Extracted material:
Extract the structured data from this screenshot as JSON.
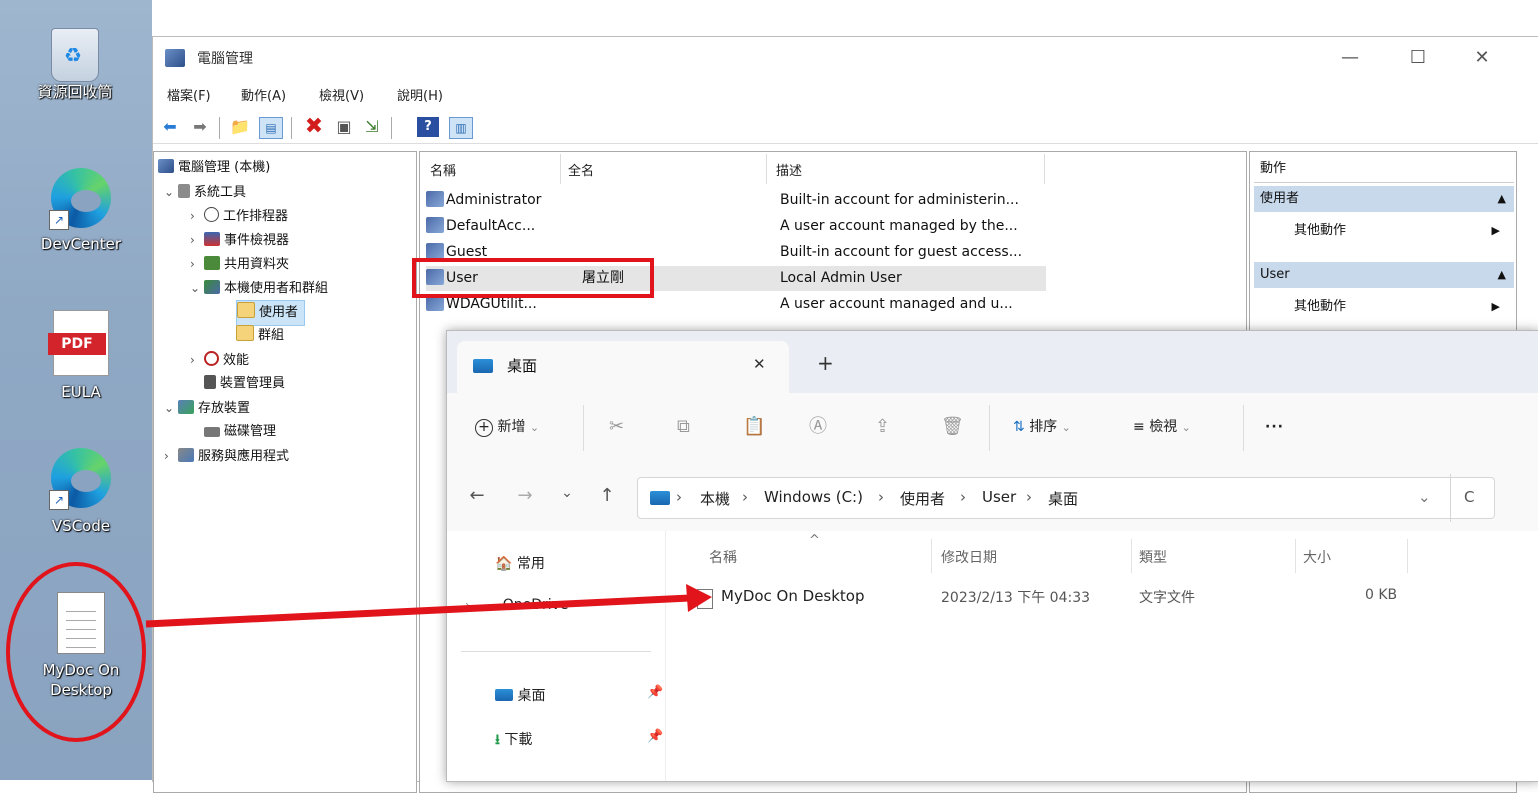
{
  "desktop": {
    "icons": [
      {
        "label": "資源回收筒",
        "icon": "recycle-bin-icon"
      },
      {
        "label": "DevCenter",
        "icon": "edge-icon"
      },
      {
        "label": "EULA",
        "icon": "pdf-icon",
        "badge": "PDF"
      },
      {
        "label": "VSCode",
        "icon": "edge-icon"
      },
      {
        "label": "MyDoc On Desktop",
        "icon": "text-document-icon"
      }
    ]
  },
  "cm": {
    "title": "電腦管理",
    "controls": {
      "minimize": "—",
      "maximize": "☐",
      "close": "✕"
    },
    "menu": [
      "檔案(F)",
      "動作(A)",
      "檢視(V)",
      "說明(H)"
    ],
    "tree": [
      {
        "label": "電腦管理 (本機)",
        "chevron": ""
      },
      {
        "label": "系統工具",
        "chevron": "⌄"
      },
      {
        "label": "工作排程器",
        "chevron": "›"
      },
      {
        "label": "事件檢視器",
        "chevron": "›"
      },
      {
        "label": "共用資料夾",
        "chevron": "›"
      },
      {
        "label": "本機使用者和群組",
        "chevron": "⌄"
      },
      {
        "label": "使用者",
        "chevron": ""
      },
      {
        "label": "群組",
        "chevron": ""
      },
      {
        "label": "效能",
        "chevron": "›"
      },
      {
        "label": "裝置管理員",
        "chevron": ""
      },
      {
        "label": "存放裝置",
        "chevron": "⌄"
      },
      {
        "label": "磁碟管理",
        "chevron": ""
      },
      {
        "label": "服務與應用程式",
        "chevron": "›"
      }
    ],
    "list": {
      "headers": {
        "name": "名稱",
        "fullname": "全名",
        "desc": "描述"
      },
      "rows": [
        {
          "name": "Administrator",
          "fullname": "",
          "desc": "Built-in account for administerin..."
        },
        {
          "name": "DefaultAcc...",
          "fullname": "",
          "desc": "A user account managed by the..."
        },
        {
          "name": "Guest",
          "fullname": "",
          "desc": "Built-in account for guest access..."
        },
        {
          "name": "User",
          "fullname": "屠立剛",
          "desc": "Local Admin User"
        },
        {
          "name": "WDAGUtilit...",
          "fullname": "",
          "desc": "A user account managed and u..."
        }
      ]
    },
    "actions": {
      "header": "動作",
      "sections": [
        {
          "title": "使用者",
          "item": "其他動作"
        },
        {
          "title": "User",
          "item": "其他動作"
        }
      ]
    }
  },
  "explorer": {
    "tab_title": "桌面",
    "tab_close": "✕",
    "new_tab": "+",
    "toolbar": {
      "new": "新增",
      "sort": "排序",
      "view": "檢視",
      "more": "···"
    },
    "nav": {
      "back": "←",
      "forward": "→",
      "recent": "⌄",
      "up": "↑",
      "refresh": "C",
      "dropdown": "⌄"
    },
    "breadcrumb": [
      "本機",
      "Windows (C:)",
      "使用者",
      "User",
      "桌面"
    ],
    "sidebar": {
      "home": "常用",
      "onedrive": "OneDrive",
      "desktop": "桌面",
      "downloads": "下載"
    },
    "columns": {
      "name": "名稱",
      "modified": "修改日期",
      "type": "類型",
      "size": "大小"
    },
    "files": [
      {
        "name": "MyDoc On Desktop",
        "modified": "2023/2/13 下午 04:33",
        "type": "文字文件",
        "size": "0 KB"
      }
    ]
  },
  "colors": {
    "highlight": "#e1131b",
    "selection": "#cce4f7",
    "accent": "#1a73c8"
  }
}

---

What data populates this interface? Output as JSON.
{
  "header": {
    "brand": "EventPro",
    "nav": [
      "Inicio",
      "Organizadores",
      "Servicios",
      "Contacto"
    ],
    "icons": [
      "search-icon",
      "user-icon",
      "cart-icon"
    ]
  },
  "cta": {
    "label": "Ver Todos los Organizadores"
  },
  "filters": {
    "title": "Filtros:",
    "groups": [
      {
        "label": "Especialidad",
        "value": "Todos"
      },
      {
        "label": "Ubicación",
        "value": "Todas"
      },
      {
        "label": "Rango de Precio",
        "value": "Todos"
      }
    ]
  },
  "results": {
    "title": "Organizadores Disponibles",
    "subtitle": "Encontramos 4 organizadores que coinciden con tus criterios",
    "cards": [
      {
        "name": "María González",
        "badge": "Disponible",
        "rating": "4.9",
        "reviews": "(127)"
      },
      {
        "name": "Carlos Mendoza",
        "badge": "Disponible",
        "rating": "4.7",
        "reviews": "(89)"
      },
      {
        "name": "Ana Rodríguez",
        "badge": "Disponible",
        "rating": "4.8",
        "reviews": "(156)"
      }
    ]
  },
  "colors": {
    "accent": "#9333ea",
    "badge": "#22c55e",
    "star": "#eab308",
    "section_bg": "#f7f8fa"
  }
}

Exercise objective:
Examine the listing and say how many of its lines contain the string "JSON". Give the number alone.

Your solution:
2